The effects of habitat fragmentation on biodiversity and the role of intact forests in mitigating biodiversity loss and climate change.
Structurally intact forests are biodiversity strongholds, and they play a critical role in combating climate change. We are using state of the art remotely sensed and large biological databases to better understand how intact forests reduce extinction for vertebrate species worldwide. We are also estimating the carbon biomass lost or ‘missing’ from the world’s forests because of degradation. Overall, this research will quantify the global role of intact forests in preventing biodiversity loss and mitigating climate change, compared with degraded forests. Further, it also stands to provide solutions for future policy and management action by illuminating how current practices may be compromising the biodiversity values and ecosystem services provided by intact forests. and ecosystem services provided by intact forests.
The effects of habitat fragmentation on species extinction risk
It is clear that the impacts of habitat loss on species depends on the spatial arrangement – or fragmentation – of remaining habitat, but less is known about the role of the anthropogenic matrix surrounding habitat fragments and how it influences species persistence.

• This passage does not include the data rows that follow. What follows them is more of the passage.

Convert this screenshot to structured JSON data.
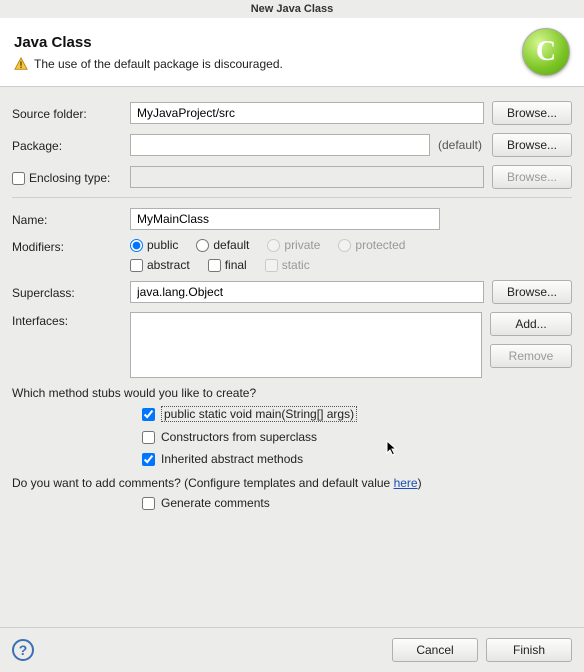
{
  "title_bar": "New Java Class",
  "header": {
    "title": "Java Class",
    "warning": "The use of the default package is discouraged.",
    "badge_letter": "C"
  },
  "labels": {
    "source_folder": "Source folder:",
    "package": "Package:",
    "enclosing_type": "Enclosing type:",
    "name": "Name:",
    "modifiers": "Modifiers:",
    "superclass": "Superclass:",
    "interfaces": "Interfaces:",
    "default_annot": "(default)"
  },
  "fields": {
    "source_folder": "MyJavaProject/src",
    "package": "",
    "enclosing_type": "",
    "name": "MyMainClass",
    "superclass": "java.lang.Object"
  },
  "buttons": {
    "browse": "Browse...",
    "add": "Add...",
    "remove": "Remove",
    "cancel": "Cancel",
    "finish": "Finish"
  },
  "modifiers": {
    "public": "public",
    "default": "default",
    "private": "private",
    "protected": "protected",
    "abstract": "abstract",
    "final": "final",
    "static": "static"
  },
  "stubs": {
    "question": "Which method stubs would you like to create?",
    "main_method": "public static void main(String[] args)",
    "constructors": "Constructors from superclass",
    "inherited": "Inherited abstract methods"
  },
  "comments": {
    "question_pre": "Do you want to add comments? (Configure templates and default value ",
    "here": "here",
    "question_post": ")",
    "generate": "Generate comments"
  }
}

Lead by Juan Pablo Ramirez-Delgado, the Conservation Solution Lab is undertaking a global scale analysis to shed light on the relationship between habitat fragmentation, matrix condition and species extinction risk. This project seeks to better understand species’ responses to landscape changes, which are necessary to inform conservation policies and management strategies.